Go through the records below and report each line with "Editors" in it.
_____
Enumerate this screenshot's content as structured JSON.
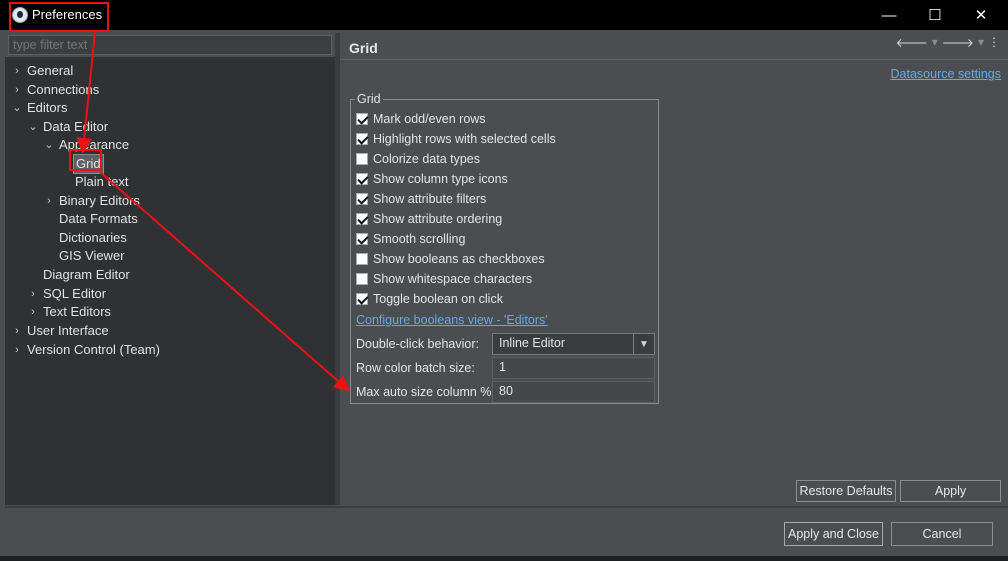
{
  "window": {
    "title": "Preferences",
    "controls": {
      "minimize": "—",
      "maximize": "☐",
      "close": "✕"
    }
  },
  "filter": {
    "placeholder": "type filter text"
  },
  "tree": {
    "general": "General",
    "connections": "Connections",
    "editors": "Editors",
    "data_editor": "Data Editor",
    "appearance": "Appearance",
    "grid": "Grid",
    "plain_text": "Plain text",
    "binary_editors": "Binary Editors",
    "data_formats": "Data Formats",
    "dictionaries": "Dictionaries",
    "gis_viewer": "GIS Viewer",
    "diagram_editor": "Diagram Editor",
    "sql_editor": "SQL Editor",
    "text_editors": "Text Editors",
    "user_interface": "User Interface",
    "version_control": "Version Control (Team)"
  },
  "page": {
    "title": "Grid",
    "datasource_link": "Datasource settings",
    "group_title": "Grid",
    "options": {
      "mark_odd_even": {
        "label": "Mark odd/even rows",
        "checked": true
      },
      "highlight_rows": {
        "label": "Highlight rows with selected cells",
        "checked": true
      },
      "colorize_types": {
        "label": "Colorize data types",
        "checked": false
      },
      "column_type_icons": {
        "label": "Show column type icons",
        "checked": true
      },
      "attribute_filters": {
        "label": "Show attribute filters",
        "checked": true
      },
      "attribute_ordering": {
        "label": "Show attribute ordering",
        "checked": true
      },
      "smooth_scrolling": {
        "label": "Smooth scrolling",
        "checked": true
      },
      "booleans_checkboxes": {
        "label": "Show booleans as checkboxes",
        "checked": false
      },
      "whitespace_chars": {
        "label": "Show whitespace characters",
        "checked": false
      },
      "toggle_boolean": {
        "label": "Toggle boolean on click",
        "checked": true
      }
    },
    "configure_link": "Configure booleans view  - 'Editors'",
    "double_click": {
      "label": "Double-click behavior:",
      "value": "Inline Editor"
    },
    "row_batch": {
      "label": "Row color batch size:",
      "value": "1"
    },
    "max_auto": {
      "label": "Max auto size column %:",
      "value": "80"
    }
  },
  "buttons": {
    "restore_defaults": "Restore Defaults",
    "apply": "Apply",
    "apply_and_close": "Apply and Close",
    "cancel": "Cancel"
  },
  "icons": {
    "back": "🡐",
    "forward": "🡒",
    "dropdown": "▾",
    "menu": "⋮",
    "chevron_right": "›",
    "chevron_down": "⌄"
  },
  "colors": {
    "annotation": "#e11111",
    "link": "#6aa7e8"
  }
}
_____
• EXERCISE RESPONSE
    "editors": "Editors",
    "binary_editors": "Binary Editors",
    "text_editors": "Text Editors",
    "configure_link": "Configure booleans view  - 'Editors'",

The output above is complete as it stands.